Delayed election results are the least of America’s concerns. Mail-in ballots have consistently been shown to be rife with fraud and security issues. In September, nine military ballots were found discarded in Pennsylvania. The contents of two of the ballots could not be determined, but the other seven were all cast for Trump. Officials in Miami-Dade County, Florida, shared “concerned” postal worker’s video of piles of unsorted mail in a post office. The worker claimed that among these piles there were ballots that were accounted for. In Virginia, at least 1,400 voters received duplicate ballots. While election officials across the country have been quick to assure people that a person’s vote will only count once — even if a single voter sends in multiple ballots — it may not be safe to assume that duplicate votes will not occur.
The sudden increase in mail-in ballot usage can be attributed to fears that in-person voting may facilitate the spread of COVID-19. Though this is a valid concern, polling places already keep voters distanced from each other in order to ensure that everyone can cast their votes in privacy.

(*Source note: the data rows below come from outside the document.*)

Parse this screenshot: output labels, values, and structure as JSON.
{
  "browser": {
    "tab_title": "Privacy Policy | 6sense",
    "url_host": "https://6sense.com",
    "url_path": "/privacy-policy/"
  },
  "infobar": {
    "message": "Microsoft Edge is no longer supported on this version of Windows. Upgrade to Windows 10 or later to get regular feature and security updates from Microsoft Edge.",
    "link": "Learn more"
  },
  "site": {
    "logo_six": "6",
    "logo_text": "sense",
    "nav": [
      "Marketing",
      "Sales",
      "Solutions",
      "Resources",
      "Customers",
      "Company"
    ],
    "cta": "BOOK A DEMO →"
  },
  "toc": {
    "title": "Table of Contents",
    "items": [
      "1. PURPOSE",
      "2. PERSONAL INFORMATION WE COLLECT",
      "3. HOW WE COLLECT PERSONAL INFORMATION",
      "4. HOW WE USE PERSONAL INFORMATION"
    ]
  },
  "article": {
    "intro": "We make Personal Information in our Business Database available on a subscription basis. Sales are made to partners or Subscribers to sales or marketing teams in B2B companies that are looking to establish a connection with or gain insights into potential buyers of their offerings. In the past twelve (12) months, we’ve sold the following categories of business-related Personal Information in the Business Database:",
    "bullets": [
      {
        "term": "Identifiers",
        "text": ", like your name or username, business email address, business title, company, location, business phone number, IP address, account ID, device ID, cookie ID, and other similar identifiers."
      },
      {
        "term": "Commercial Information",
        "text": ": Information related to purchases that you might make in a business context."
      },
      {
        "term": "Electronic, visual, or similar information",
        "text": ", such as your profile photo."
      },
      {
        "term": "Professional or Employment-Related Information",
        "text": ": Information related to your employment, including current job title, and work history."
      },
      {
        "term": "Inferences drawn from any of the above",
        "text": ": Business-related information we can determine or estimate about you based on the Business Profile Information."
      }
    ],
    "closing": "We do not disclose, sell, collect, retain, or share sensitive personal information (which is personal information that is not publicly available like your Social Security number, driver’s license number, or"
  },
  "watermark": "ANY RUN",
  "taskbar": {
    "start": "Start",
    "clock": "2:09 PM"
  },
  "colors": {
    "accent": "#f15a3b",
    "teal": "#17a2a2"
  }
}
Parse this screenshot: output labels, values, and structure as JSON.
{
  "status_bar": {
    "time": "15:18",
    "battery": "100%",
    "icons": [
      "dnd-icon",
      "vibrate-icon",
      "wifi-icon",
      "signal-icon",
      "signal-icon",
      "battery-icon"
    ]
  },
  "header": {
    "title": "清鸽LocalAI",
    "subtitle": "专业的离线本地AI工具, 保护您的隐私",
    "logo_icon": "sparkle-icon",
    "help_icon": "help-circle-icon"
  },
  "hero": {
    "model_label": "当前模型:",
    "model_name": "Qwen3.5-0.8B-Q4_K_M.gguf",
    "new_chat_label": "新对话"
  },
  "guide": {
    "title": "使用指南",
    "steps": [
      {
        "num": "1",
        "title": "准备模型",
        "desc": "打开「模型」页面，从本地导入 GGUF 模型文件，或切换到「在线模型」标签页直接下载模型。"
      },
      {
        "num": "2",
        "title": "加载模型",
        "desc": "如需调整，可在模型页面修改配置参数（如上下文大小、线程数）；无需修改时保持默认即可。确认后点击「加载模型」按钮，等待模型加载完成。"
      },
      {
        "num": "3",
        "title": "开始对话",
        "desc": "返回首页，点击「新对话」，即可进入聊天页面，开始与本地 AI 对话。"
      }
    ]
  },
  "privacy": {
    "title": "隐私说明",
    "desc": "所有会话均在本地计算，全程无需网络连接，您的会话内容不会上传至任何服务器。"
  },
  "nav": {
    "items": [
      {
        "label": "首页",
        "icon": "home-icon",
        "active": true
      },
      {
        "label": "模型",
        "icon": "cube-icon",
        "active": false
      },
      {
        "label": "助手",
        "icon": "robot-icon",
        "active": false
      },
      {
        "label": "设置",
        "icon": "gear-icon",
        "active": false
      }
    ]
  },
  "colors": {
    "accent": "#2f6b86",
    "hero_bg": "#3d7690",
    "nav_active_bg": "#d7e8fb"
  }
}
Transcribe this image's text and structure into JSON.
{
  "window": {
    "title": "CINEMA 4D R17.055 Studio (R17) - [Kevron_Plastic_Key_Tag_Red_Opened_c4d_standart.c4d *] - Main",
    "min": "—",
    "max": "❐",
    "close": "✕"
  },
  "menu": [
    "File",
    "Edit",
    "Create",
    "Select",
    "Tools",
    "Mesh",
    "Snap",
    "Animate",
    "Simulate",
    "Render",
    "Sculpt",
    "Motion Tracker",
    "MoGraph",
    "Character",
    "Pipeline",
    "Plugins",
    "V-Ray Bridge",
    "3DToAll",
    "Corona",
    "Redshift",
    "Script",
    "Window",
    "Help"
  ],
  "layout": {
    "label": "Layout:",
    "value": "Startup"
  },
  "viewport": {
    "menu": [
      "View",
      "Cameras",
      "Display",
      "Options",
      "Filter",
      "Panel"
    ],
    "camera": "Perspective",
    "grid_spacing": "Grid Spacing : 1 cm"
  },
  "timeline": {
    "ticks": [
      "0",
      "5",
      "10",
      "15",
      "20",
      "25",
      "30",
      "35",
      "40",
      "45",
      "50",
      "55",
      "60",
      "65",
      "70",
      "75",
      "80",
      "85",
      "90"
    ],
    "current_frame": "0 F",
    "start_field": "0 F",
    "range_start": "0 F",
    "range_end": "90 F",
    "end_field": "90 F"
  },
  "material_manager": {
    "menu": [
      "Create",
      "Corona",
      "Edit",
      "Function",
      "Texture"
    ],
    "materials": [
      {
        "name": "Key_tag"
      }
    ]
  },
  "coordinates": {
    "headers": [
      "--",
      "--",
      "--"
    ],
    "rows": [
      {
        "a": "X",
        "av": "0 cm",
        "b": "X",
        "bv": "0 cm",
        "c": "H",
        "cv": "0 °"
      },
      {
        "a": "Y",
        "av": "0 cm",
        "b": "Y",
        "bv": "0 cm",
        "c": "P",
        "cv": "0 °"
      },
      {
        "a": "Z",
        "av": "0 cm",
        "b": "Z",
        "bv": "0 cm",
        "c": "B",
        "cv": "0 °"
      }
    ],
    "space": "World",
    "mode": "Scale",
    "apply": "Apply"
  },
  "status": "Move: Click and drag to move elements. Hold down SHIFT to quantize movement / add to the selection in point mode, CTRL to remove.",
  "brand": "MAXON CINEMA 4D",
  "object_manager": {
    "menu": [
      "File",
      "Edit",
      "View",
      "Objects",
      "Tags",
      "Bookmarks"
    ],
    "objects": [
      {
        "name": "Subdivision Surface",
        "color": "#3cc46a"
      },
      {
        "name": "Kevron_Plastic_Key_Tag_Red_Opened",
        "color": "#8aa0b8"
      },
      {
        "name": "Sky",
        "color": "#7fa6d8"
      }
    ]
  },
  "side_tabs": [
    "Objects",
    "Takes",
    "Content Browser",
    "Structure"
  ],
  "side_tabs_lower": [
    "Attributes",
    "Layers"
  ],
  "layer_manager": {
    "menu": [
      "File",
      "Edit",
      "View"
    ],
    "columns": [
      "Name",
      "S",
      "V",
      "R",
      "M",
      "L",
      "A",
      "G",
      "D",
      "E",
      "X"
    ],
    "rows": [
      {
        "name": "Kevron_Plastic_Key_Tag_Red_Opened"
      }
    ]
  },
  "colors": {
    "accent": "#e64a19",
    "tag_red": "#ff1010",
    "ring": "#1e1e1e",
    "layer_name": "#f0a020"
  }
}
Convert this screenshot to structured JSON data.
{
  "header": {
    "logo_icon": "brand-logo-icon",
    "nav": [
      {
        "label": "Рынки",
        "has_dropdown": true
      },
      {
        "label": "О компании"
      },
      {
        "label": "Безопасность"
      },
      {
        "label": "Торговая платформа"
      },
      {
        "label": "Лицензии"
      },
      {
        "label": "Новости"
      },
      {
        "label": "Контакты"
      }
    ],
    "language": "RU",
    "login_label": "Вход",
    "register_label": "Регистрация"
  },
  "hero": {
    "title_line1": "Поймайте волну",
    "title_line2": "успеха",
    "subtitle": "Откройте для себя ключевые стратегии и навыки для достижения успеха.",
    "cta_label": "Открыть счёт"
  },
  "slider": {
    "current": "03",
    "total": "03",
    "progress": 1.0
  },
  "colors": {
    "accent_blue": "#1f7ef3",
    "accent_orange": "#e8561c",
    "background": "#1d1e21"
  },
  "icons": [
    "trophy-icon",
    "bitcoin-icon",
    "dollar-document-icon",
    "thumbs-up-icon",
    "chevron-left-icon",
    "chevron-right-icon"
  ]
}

Even more, the same safety measures implemented in grocery stores, doctor’s offices, and workplaces — including mask and social distancing mandates — will be enforced at polling places.
It’s likely that many Americans are voting by mail to make a political statement — not because they have any actual health concerns. This behavior is prevalent among Democratic voters, who may wish to conform to party standards that strongly support mail-in voting.
In the end, Americans risk exercising their right to vote through a fraudulent and insecure system. If people feel comfortable leaving their house to buy a bag of potato chips, they should feel comfortable voting in person in what is quite possibly modern America’s most important election.